| PROBLEM DETAILS |
Within the entries below, every line containing "JSON" is to be copied.

Items from a data source
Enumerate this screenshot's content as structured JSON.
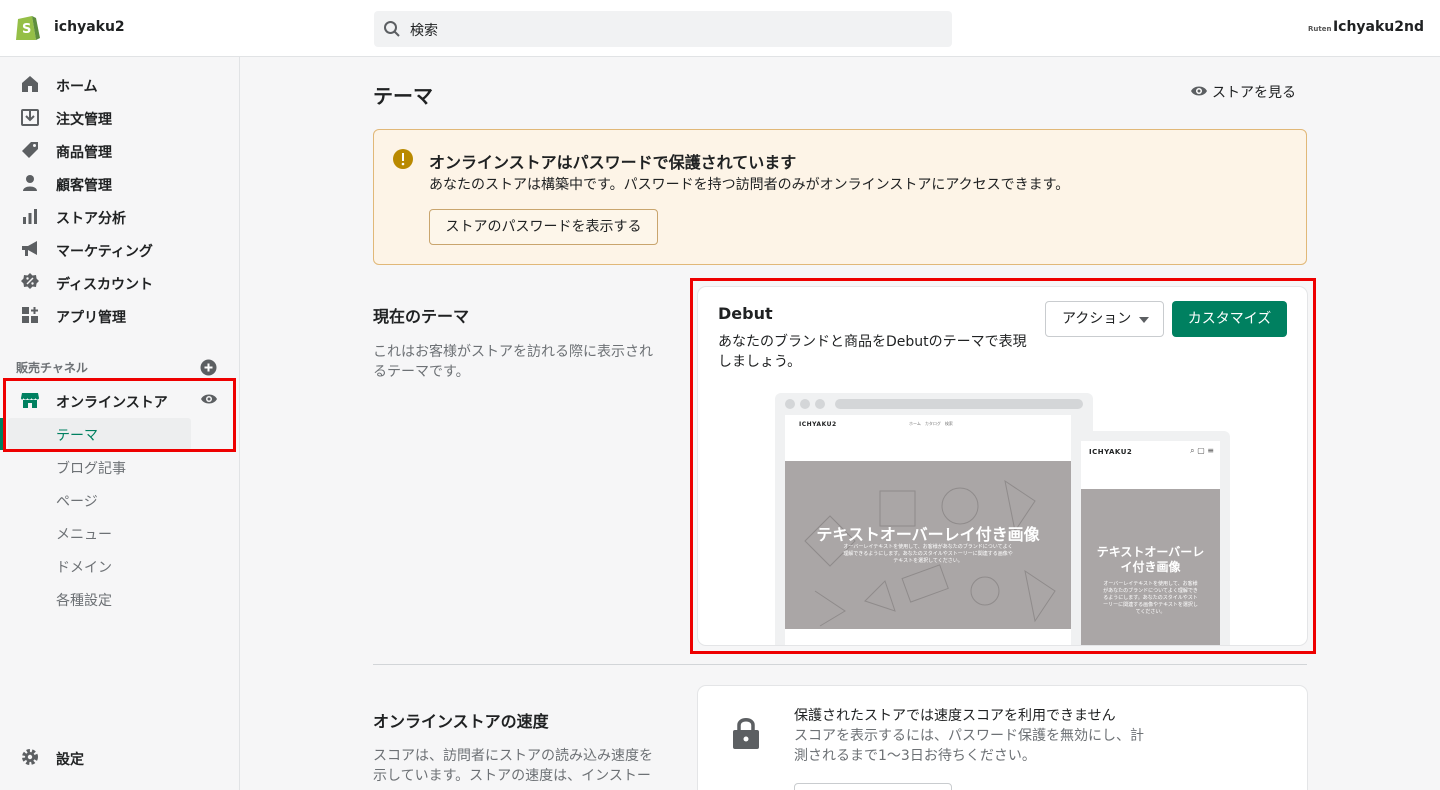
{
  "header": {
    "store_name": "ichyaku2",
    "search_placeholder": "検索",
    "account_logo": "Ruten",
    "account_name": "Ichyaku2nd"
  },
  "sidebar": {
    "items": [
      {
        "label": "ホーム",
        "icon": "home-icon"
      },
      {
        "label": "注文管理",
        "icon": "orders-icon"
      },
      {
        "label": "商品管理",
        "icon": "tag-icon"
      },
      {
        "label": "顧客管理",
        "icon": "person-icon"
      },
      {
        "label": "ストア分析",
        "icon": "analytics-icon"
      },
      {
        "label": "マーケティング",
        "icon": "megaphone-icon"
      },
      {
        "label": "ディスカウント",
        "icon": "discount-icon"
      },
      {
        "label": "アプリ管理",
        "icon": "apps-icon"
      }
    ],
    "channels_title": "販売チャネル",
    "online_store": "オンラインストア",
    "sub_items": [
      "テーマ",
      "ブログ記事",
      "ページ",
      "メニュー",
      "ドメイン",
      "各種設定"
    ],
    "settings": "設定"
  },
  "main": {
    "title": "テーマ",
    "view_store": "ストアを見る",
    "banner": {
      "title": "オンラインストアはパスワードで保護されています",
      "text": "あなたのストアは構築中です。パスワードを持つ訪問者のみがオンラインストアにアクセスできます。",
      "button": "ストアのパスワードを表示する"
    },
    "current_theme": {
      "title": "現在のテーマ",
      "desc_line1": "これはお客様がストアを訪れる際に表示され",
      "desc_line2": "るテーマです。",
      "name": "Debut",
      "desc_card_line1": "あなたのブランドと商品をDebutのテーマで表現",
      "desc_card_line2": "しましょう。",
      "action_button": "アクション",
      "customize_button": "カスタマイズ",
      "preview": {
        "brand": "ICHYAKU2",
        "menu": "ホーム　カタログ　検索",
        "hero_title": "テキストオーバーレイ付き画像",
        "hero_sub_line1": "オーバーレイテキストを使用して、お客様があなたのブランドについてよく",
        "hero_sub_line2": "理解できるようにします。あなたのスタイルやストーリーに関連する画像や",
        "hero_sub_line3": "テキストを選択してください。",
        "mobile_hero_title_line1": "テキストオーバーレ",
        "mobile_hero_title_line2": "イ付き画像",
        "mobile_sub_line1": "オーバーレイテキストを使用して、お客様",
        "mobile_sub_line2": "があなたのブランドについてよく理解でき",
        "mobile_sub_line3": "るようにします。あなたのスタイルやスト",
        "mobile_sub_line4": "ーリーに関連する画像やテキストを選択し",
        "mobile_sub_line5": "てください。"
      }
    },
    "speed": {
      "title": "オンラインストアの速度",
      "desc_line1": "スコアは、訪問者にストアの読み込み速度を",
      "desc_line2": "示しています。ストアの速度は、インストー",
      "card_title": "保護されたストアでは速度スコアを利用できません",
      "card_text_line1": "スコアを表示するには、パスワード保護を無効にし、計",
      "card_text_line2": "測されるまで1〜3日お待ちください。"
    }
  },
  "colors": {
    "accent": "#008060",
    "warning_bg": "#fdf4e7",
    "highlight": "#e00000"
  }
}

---

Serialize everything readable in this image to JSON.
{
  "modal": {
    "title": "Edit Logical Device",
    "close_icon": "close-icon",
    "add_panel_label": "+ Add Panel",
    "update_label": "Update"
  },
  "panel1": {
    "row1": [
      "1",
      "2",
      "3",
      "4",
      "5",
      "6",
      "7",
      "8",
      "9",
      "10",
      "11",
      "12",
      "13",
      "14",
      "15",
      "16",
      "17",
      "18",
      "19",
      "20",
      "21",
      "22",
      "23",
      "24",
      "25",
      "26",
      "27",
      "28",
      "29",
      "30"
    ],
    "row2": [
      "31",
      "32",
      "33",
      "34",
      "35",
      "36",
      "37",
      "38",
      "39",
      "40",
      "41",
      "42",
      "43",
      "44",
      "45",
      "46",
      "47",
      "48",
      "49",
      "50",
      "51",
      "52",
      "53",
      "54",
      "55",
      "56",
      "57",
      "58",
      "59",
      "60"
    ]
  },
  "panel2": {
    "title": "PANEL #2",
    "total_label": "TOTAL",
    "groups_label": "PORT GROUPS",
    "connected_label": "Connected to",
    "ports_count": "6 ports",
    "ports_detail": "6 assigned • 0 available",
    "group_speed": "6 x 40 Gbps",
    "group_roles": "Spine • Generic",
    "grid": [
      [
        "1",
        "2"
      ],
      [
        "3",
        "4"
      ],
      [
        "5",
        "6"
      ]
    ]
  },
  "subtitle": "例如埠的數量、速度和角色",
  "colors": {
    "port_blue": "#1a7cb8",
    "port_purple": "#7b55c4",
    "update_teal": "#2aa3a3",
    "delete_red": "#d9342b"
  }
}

| EXERCISE RESPONSE |
Enumerate this screenshot's content as structured JSON.
Serialize everything readable in this image to JSON.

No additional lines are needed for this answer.